What would you say to audio engineers who aren’t necessarily interested in touring?

Probably one of the biggest places for work right now are houses of worship. But anything from small-town entertainment venues to conference centers to theme parks are viable options — there are so many opportunities in the industry that don’t require touring. We had a student graduate who recently went on to work for Sweetwater Sound. They have a live performance venue and a recording studio, so she’s the tech that oversees both venues. She goes to the same place for work every day. There are so many places like that.

Why Nashville versus Los Angeles, Austin, or New York City?

Nashville is just such a huge music hub right now. I mean, there are just so many bands and musicians here that there’s a natural need for sound engineers. Geographic location is important as well. Nashville has become such a hub for launching tours because of its accessible location. You can be anywhere in the midwest, northeast, or southeast in one overnight bus ride. I haven’t spent a lot of time in the other cities you mentioned, so I don’t want to speak to that, but there’s just so much happening here right now.

How did you personally develop your live sound skills?

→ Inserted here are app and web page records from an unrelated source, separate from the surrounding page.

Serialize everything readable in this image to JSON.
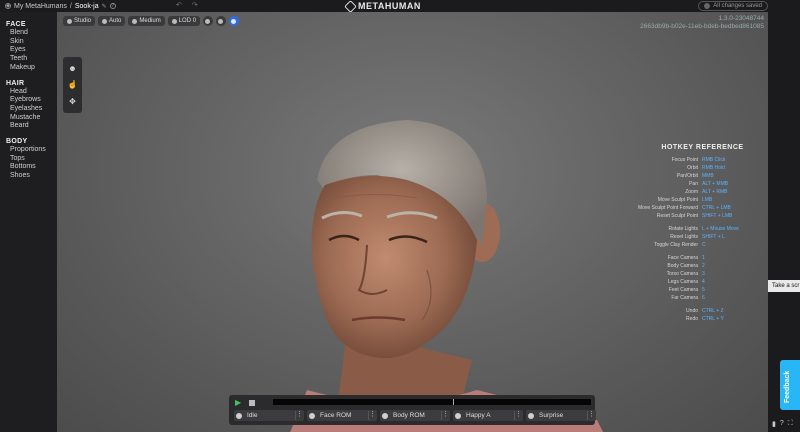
{
  "breadcrumb": {
    "parent": "My MetaHumans",
    "separator": "/",
    "current": "Sook-ja"
  },
  "app": {
    "title": "METAHUMAN"
  },
  "status": {
    "saved": "All changes saved"
  },
  "version": {
    "line1": "1.3.0-23048744",
    "line2": "2663db9b-b02e-11eb-bdeb-bedbed861085"
  },
  "toolbar": {
    "studio": "Studio",
    "auto": "Auto",
    "medium": "Medium",
    "lod": "LOD 0"
  },
  "sidebar": {
    "sections": [
      {
        "title": "FACE",
        "items": [
          "Blend",
          "Skin",
          "Eyes",
          "Teeth",
          "Makeup"
        ]
      },
      {
        "title": "HAIR",
        "items": [
          "Head",
          "Eyebrows",
          "Eyelashes",
          "Mustache",
          "Beard"
        ]
      },
      {
        "title": "BODY",
        "items": [
          "Proportions",
          "Tops",
          "Bottoms",
          "Shoes"
        ]
      }
    ]
  },
  "hotkeys": {
    "title": "HOTKEY REFERENCE",
    "groups": [
      [
        {
          "a": "Focus Point",
          "k": "RMB Click"
        },
        {
          "a": "Orbit",
          "k": "RMB Hold"
        },
        {
          "a": "Pan/Orbit",
          "k": "MMB"
        },
        {
          "a": "Pan",
          "k": "ALT + MMB"
        },
        {
          "a": "Zoom",
          "k": "ALT + RMB"
        },
        {
          "a": "Move Sculpt Point",
          "k": "LMB"
        },
        {
          "a": "Move Sculpt Point Forward",
          "k": "CTRL + LMB"
        },
        {
          "a": "Reset Sculpt Point",
          "k": "SHIFT + LMB"
        }
      ],
      [
        {
          "a": "Rotate Lights",
          "k": "L + Mouse Move"
        },
        {
          "a": "Reset Lights",
          "k": "SHIFT + L"
        },
        {
          "a": "Toggle Clay Render",
          "k": "C"
        }
      ],
      [
        {
          "a": "Face Camera",
          "k": "1"
        },
        {
          "a": "Body Camera",
          "k": "2"
        },
        {
          "a": "Torso Camera",
          "k": "3"
        },
        {
          "a": "Legs Camera",
          "k": "4"
        },
        {
          "a": "Feet Camera",
          "k": "5"
        },
        {
          "a": "Far Camera",
          "k": "6"
        }
      ],
      [
        {
          "a": "Undo",
          "k": "CTRL + Z"
        },
        {
          "a": "Redo",
          "k": "CTRL + Y"
        }
      ]
    ]
  },
  "animations": [
    "Idle",
    "Face ROM",
    "Body ROM",
    "Happy A",
    "Surprise"
  ],
  "tooltip": "Take a scr",
  "feedback": "Feedback"
}
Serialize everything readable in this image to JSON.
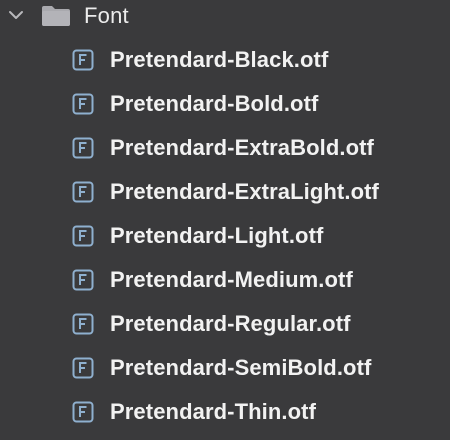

By accident! I really got into it because I was in a band, and honestly, I was the guy who could figure out how to hook up the gear. I always had a passion for electronics and the melding of art and science, but I didn’t know I had that passion until I got into it. Then I was hooked. To keep the band going, I bought a PA and then ended up with more and more gear. After that, I eventually ended up working for a local sound company. I wanted to be a rockstar guitar player, but this is a lot of fun too. I love being able to work on both sides.